EXERCISE PROMPT → With every picture left out, give the data below back exactly.

EXTRACTED ENTRIES →

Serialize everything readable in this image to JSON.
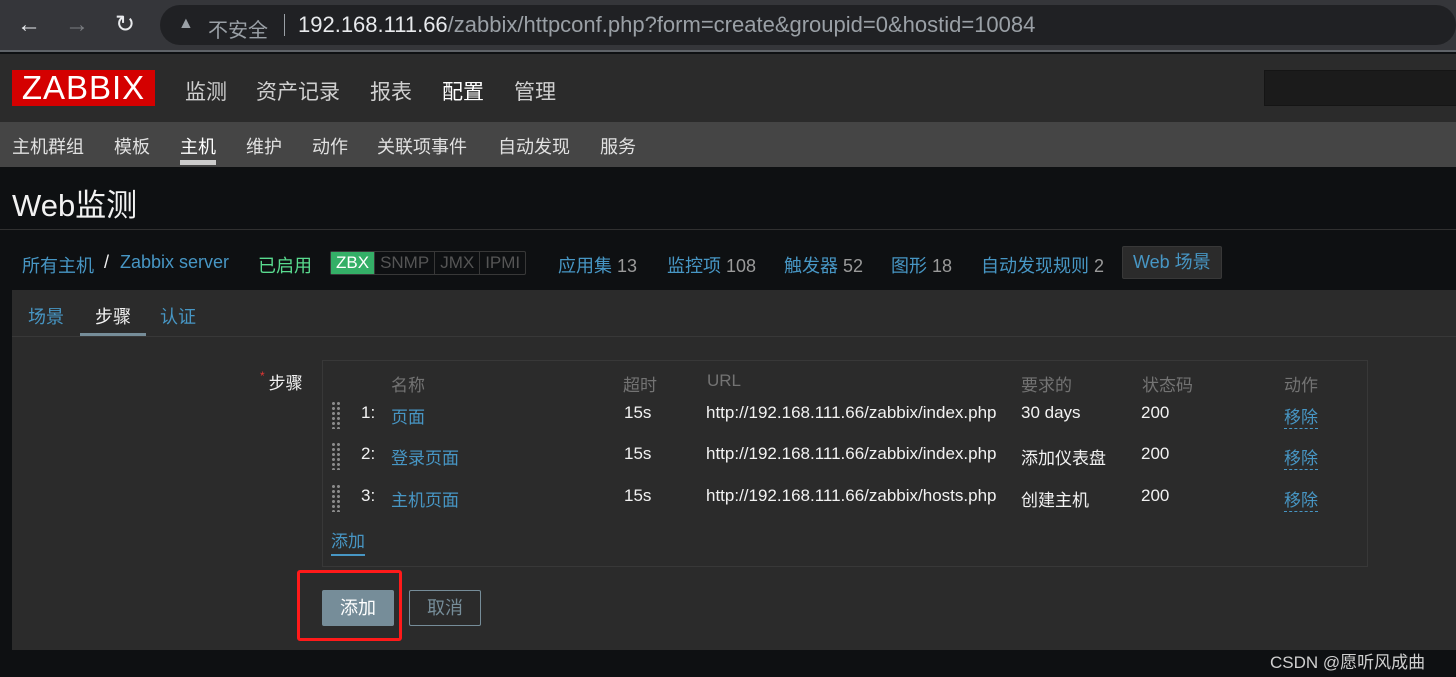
{
  "browser": {
    "back": "←",
    "forward": "→",
    "reload": "↻",
    "security_label": "不安全",
    "url_host": "192.168.111.66",
    "url_path": "/zabbix/httpconf.php?form=create&groupid=0&hostid=10084"
  },
  "header": {
    "logo": "ZABBIX",
    "menu": [
      "监测",
      "资产记录",
      "报表",
      "配置",
      "管理"
    ],
    "active_menu": "配置"
  },
  "submenu": {
    "items": [
      "主机群组",
      "模板",
      "主机",
      "维护",
      "动作",
      "关联项事件",
      "自动发现",
      "服务"
    ],
    "active": "主机"
  },
  "page_title": "Web监测",
  "breadcrumb": {
    "all_hosts": "所有主机",
    "separator": "/",
    "host": "Zabbix server",
    "status": "已启用",
    "availability": [
      "ZBX",
      "SNMP",
      "JMX",
      "IPMI"
    ],
    "links": [
      {
        "label": "应用集",
        "count": "13"
      },
      {
        "label": "监控项",
        "count": "108"
      },
      {
        "label": "触发器",
        "count": "52"
      },
      {
        "label": "图形",
        "count": "18"
      },
      {
        "label": "自动发现规则",
        "count": "2"
      }
    ],
    "web_tab": "Web 场景"
  },
  "tabs": [
    "场景",
    "步骤",
    "认证"
  ],
  "active_tab": "步骤",
  "steps": {
    "label": "步骤",
    "columns": [
      "名称",
      "超时",
      "URL",
      "要求的",
      "状态码",
      "动作"
    ],
    "rows": [
      {
        "num": "1:",
        "name": "页面",
        "timeout": "15s",
        "url": "http://192.168.111.66/zabbix/index.php",
        "required": "30 days",
        "status": "200",
        "action": "移除"
      },
      {
        "num": "2:",
        "name": "登录页面",
        "timeout": "15s",
        "url": "http://192.168.111.66/zabbix/index.php",
        "required": "添加仪表盘",
        "status": "200",
        "action": "移除"
      },
      {
        "num": "3:",
        "name": "主机页面",
        "timeout": "15s",
        "url": "http://192.168.111.66/zabbix/hosts.php",
        "required": "创建主机",
        "status": "200",
        "action": "移除"
      }
    ],
    "add_link": "添加"
  },
  "buttons": {
    "add": "添加",
    "cancel": "取消"
  },
  "watermark": "CSDN @愿听风成曲",
  "colors": {
    "link": "#4796c4",
    "logo": "#d40000",
    "enabled": "#59db8f",
    "zbx": "#34af67",
    "button": "#768d99",
    "highlight": "#ff1a1a"
  }
}
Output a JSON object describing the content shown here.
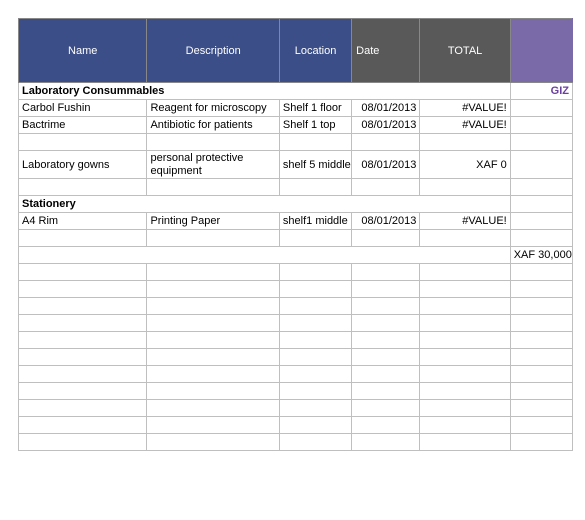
{
  "header": {
    "name": "Name",
    "description": "Description",
    "location": "Location",
    "date": "Date",
    "total": "TOTAL",
    "extra": ""
  },
  "sections": [
    {
      "title": "Laboratory Consummables",
      "right_label": "GIZ",
      "rows": [
        {
          "name": "Carbol Fushin",
          "description": "Reagent for microscopy",
          "location": "Shelf 1 floor",
          "date": "08/01/2013",
          "total": "#VALUE!",
          "extra": ""
        },
        {
          "name": "Bactrime",
          "description": "Antibiotic for patients",
          "location": "Shelf 1 top",
          "date": "08/01/2013",
          "total": "#VALUE!",
          "extra": ""
        },
        {
          "name": "",
          "description": "",
          "location": "",
          "date": "",
          "total": "",
          "extra": ""
        },
        {
          "name": "Laboratory gowns",
          "description": "personal protective equipment",
          "location": "shelf 5 middle",
          "date": "08/01/2013",
          "total": "XAF 0",
          "extra": "",
          "tall": true
        },
        {
          "name": "",
          "description": "",
          "location": "",
          "date": "",
          "total": "",
          "extra": ""
        }
      ]
    },
    {
      "title": "Stationery",
      "right_label": "",
      "rows": [
        {
          "name": "A4 Rim",
          "description": "Printing Paper",
          "location": "shelf1 middle",
          "date": "08/01/2013",
          "total": "#VALUE!",
          "extra": ""
        },
        {
          "name": "",
          "description": "",
          "location": "",
          "date": "",
          "total": "",
          "extra": ""
        }
      ]
    }
  ],
  "summary": {
    "total": "XAF 30,000"
  },
  "blank_rows": 11
}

WRITTEN ANSWER →
Serialize everything readable in this image to JSON.
{
  "browser": {
    "back": "←",
    "forward": "→",
    "reload": "↻",
    "security_label": "不安全",
    "url_host": "192.168.111.66",
    "url_path": "/zabbix/httpconf.php?form=create&groupid=0&hostid=10084"
  },
  "header": {
    "logo": "ZABBIX",
    "menu": [
      "监测",
      "资产记录",
      "报表",
      "配置",
      "管理"
    ],
    "active_menu": "配置"
  },
  "submenu": {
    "items": [
      "主机群组",
      "模板",
      "主机",
      "维护",
      "动作",
      "关联项事件",
      "自动发现",
      "服务"
    ],
    "active": "主机"
  },
  "page_title": "Web监测",
  "breadcrumb": {
    "all_hosts": "所有主机",
    "separator": "/",
    "host": "Zabbix server",
    "status": "已启用",
    "availability": [
      "ZBX",
      "SNMP",
      "JMX",
      "IPMI"
    ],
    "links": [
      {
        "label": "应用集",
        "count": "13"
      },
      {
        "label": "监控项",
        "count": "108"
      },
      {
        "label": "触发器",
        "count": "52"
      },
      {
        "label": "图形",
        "count": "18"
      },
      {
        "label": "自动发现规则",
        "count": "2"
      }
    ],
    "web_tab": "Web 场景"
  },
  "tabs": [
    "场景",
    "步骤",
    "认证"
  ],
  "active_tab": "步骤",
  "steps": {
    "label": "步骤",
    "columns": [
      "名称",
      "超时",
      "URL",
      "要求的",
      "状态码",
      "动作"
    ],
    "rows": [
      {
        "num": "1:",
        "name": "页面",
        "timeout": "15s",
        "url": "http://192.168.111.66/zabbix/index.php",
        "required": "30 days",
        "status": "200",
        "action": "移除"
      },
      {
        "num": "2:",
        "name": "登录页面",
        "timeout": "15s",
        "url": "http://192.168.111.66/zabbix/index.php",
        "required": "添加仪表盘",
        "status": "200",
        "action": "移除"
      },
      {
        "num": "3:",
        "name": "主机页面",
        "timeout": "15s",
        "url": "http://192.168.111.66/zabbix/hosts.php",
        "required": "创建主机",
        "status": "200",
        "action": "移除"
      }
    ],
    "add_link": "添加"
  },
  "buttons": {
    "add": "添加",
    "cancel": "取消"
  },
  "watermark": "CSDN @愿听风成曲",
  "colors": {
    "link": "#4796c4",
    "logo": "#d40000",
    "enabled": "#59db8f",
    "zbx": "#34af67",
    "button": "#768d99",
    "highlight": "#ff1a1a"
  }
}
Output a JSON object describing the content shown here.
{
  "header": {
    "name": "Name",
    "description": "Description",
    "location": "Location",
    "date": "Date",
    "total": "TOTAL",
    "extra": ""
  },
  "sections": [
    {
      "title": "Laboratory Consummables",
      "right_label": "GIZ",
      "rows": [
        {
          "name": "Carbol Fushin",
          "description": "Reagent for microscopy",
          "location": "Shelf 1 floor",
          "date": "08/01/2013",
          "total": "#VALUE!",
          "extra": ""
        },
        {
          "name": "Bactrime",
          "description": "Antibiotic for patients",
          "location": "Shelf 1 top",
          "date": "08/01/2013",
          "total": "#VALUE!",
          "extra": ""
        },
        {
          "name": "",
          "description": "",
          "location": "",
          "date": "",
          "total": "",
          "extra": ""
        },
        {
          "name": "Laboratory gowns",
          "description": "personal protective equipment",
          "location": "shelf 5 middle",
          "date": "08/01/2013",
          "total": "XAF 0",
          "extra": "",
          "tall": true
        },
        {
          "name": "",
          "description": "",
          "location": "",
          "date": "",
          "total": "",
          "extra": ""
        }
      ]
    },
    {
      "title": "Stationery",
      "right_label": "",
      "rows": [
        {
          "name": "A4 Rim",
          "description": "Printing Paper",
          "location": "shelf1 middle",
          "date": "08/01/2013",
          "total": "#VALUE!",
          "extra": ""
        },
        {
          "name": "",
          "description": "",
          "location": "",
          "date": "",
          "total": "",
          "extra": ""
        }
      ]
    }
  ],
  "summary": {
    "total": "XAF 30,000"
  },
  "blank_rows": 11
}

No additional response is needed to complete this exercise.